Which brought us to the time for our comments. Sadly, we represented the only solar installer in the room, although, curiously enough, there was a representative from national SEIA there who spoke before us and in favor of including solar in the mix. (Even more curious, there was no representative from CalSEIA there to speak.)
Given that SEIA made the point to include solar - which Senator de León appeared to agree with completely - we decided to shift gears and make the point about how solar could not only save energy and money, but unlike energy efficiency measures it could also enhance a school’s educational mission. We noted that our project at Westridge had done exactly that - with students and administrators alike excited about the addition of solar on campus, and we even mentioned our geek-fest over the analysis of solar eclipse data. Noting that solar was sexier than an LED, Senator de León agreed with us that both had a place in the mix of Prop 39 funds. As an adjunct to our comments yesterday, and since there is a chance that he and/or his staff will see this post, here is our Westridge video for their viewing pleasure:
It remains to be seen, of course, how SB 39 will evolve to accommodate the input provided yesterday and the process calls for continued monitoring.
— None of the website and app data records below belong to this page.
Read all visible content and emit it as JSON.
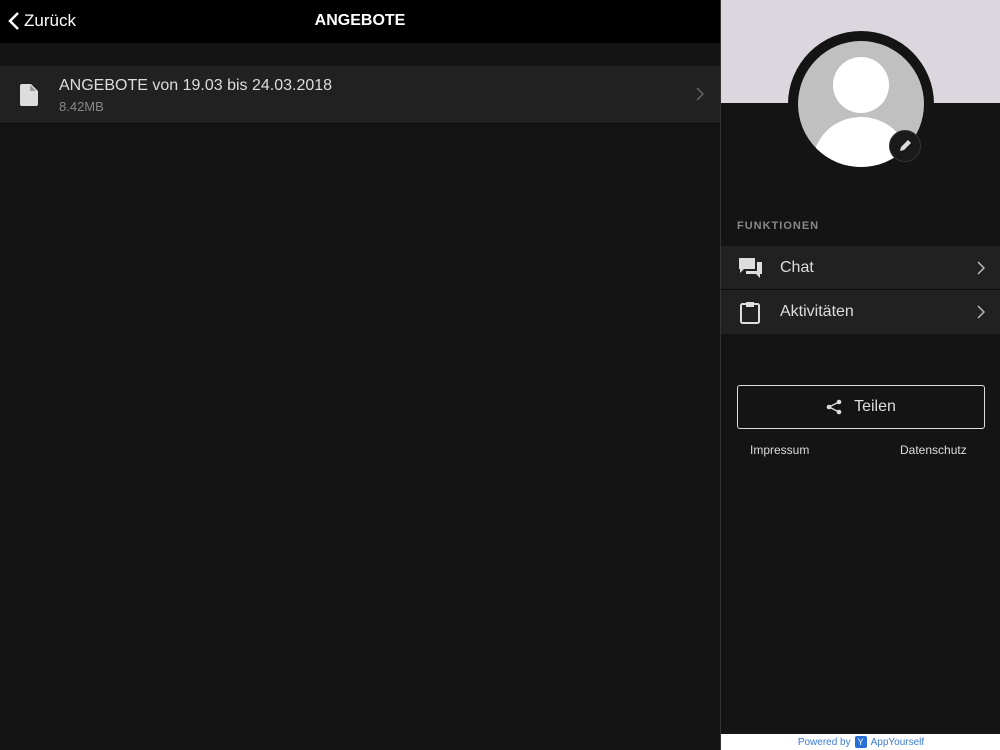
{
  "header": {
    "back_label": "Zurück",
    "title": "ANGEBOTE"
  },
  "files": [
    {
      "name": "ANGEBOTE von 19.03 bis 24.03.2018",
      "size": "8.42MB"
    }
  ],
  "sidebar": {
    "section_title": "FUNKTIONEN",
    "items": [
      {
        "label": "Chat"
      },
      {
        "label": "Aktivitäten"
      }
    ],
    "share_label": "Teilen",
    "impressum": "Impressum",
    "datenschutz": "Datenschutz",
    "powered_by": "Powered by",
    "brand": "AppYourself"
  }
}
Still, we came away convinced that Senator de León is committed to doing the right thing and we wish him well in his efforts to balance the competing demands for funding and devise a formula that is fair and effective.
A future hearing is likely to be held at a later date in Los Angeles - we will let you know when that hearing is scheduled.